Consider this, the person who actively tries to destroy, hold back, ruin a reputation, play judge and jury, gossip, lie, injure, damage, pretend to care, or any other nasty thing they can think of to another human being, does not have the self confidence to do a true good deed. Any act of kindness is instantly negated by their historical behavior against their current or past victims. Period.

My son, diagnosed Autistic, does not have the type of ego that lends to being a bully. He is the one who has been bullied most of his life. Entering adulthood, he is a strong and capable young man. I am very proud to say, he is NOT a bully. Our family is learning every day, and we are grateful to be here, together – blessed knowing our purpose in this life.

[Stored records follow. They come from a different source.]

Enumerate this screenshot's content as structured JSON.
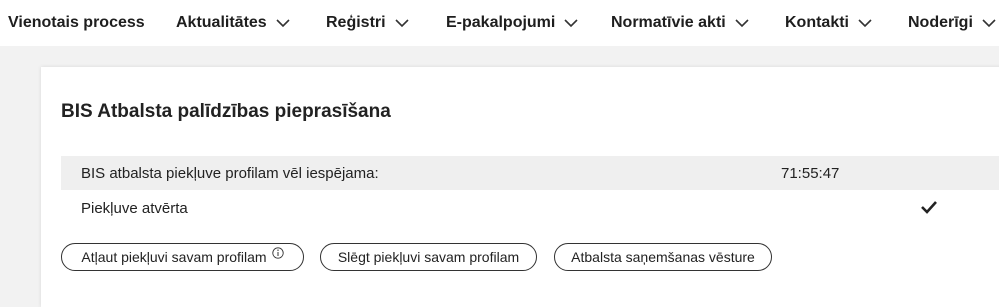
{
  "nav": {
    "items": [
      {
        "label": "Vienotais process",
        "has_dropdown": false
      },
      {
        "label": "Aktualitātes",
        "has_dropdown": true
      },
      {
        "label": "Reģistri",
        "has_dropdown": true
      },
      {
        "label": "E-pakalpojumi",
        "has_dropdown": true
      },
      {
        "label": "Normatīvie akti",
        "has_dropdown": true
      },
      {
        "label": "Kontakti",
        "has_dropdown": true
      },
      {
        "label": "Noderīgi",
        "has_dropdown": true
      }
    ]
  },
  "card": {
    "title": "BIS Atbalsta palīdzības pieprasīšana",
    "access_remaining_label": "BIS atbalsta piekļuve profilam vēl iespējama:",
    "access_remaining_value": "71:55:47",
    "access_status_label": "Piekļuve atvērta",
    "access_status_icon": "checkmark-icon",
    "buttons": {
      "allow": "Atļaut piekļuvi savam profilam",
      "close": "Slēgt piekļuvi savam profilam",
      "history": "Atbalsta saņemšanas vēsture"
    }
  },
  "colors": {
    "page_bg": "#f2f2f2",
    "row_shade": "#efefef",
    "text": "#1e1e1e"
  }
}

Let go of “ego”. Live a day without saying (or thinking) “I”. Smile in the face of someone who is being horrible to you. Love your enemy. Sit with the unpopular person at lunch and listen to what they have to say. Dare not to care what people think. Walk away from gossip. Don’t be selfish. Go to church and listen. Stay home and heal. Get out of your own way. Learn to say what you mean and not what they want to hear. Take a chance. Be nice, it really does matter. Push someone else up the ladder instead of knocking them off “your” rung. Choose your words more wisely. Don’t gossip. Don’t react. Dance with the short man who had the nerve to ask. And above all else, remember this, perception creates reality.

Perceive a world without bullies. ~ Wendy Frye

“A lot of people are afraid to tell the truth, to say no. That’s where toughness comes into play. Toughness is not being a bully. It’s having backbone.” Robert Kiyosaki

Man Bag

Growing up, our youngest son radiated happiness like light from the sun. Always curious, engaging, and full of energy was he. A deep mirthful laugh, dimples on his cheeks, and eyes that closed when he smiled.

He loved his big brother. He followed brother all over the house, darting in and out of rooms, always watchful of us all – but especially of his big brother. They shared bath time, dinner time, nap time and eventually therapy time. Our oldest had been diagnosed on the Spectrum when our youngest son was one and a half years old. That’s when our days became full of appointments; speech therapy, physical therapy, occupational therapy, doctors, and on and on. This was our normal.

Somewhere along the way, our youngest son became a serial hoarder. Distressed children do act out in all kinds of ways, and even with the most loving intentions, our house was like a battlefield trying to save our eldest son from the void.

First, he started piling toys in the corner of his room. Next, we noticed he was packing random things around in his underwear. We would look up to the top of the stairs, call his name, he’d fly around the corner (always cheerful!) and say “Hello!” There he would be, only in his Batman UnderRoos, packing an entire toy chest in his pants, with the downstairs TV remote sticking out the back! He was like a little squirrel, collecting goodies and stashing them for later. He would roam around the entire house taking any and everything. Whoa, whoa, whoa! This was out of control.

We sat him down, calmed ourselves, and had a lengthy discussion letting him know that his underwear were not to be used as hoarding device. My husband offered to take him to the shopping mall in the morning to find the perfect “Man Bag”. In the interim he had use of a small athletic bag to replace his “personal pockets”. We were talking so far over his head – just like adult humor in a Disney movie. My husband and I were practically in tears trying to keep our serious faces in place. “Now, give me back the remote, and let’s get ready for bed!”

Ten minutes later, round two tuck-in time, found us back in our youngest son’s room. Where did he go now? We heard a little pathetic cry coming from his closet. Our youngest son had managed to zip himself inside the athletic bag. Hoarder to Houdini in ten minutes flat. We had to be the worst parents in the world.

We didn’t get him the Man Bag. Couldn’t fight nature this time. In the end, we let him channel the way of the kangaroo, his own personal spirit guide. ~ Wendy Frye

(Truth? we surrendered, beat at our own game like a couple of sissy girls.)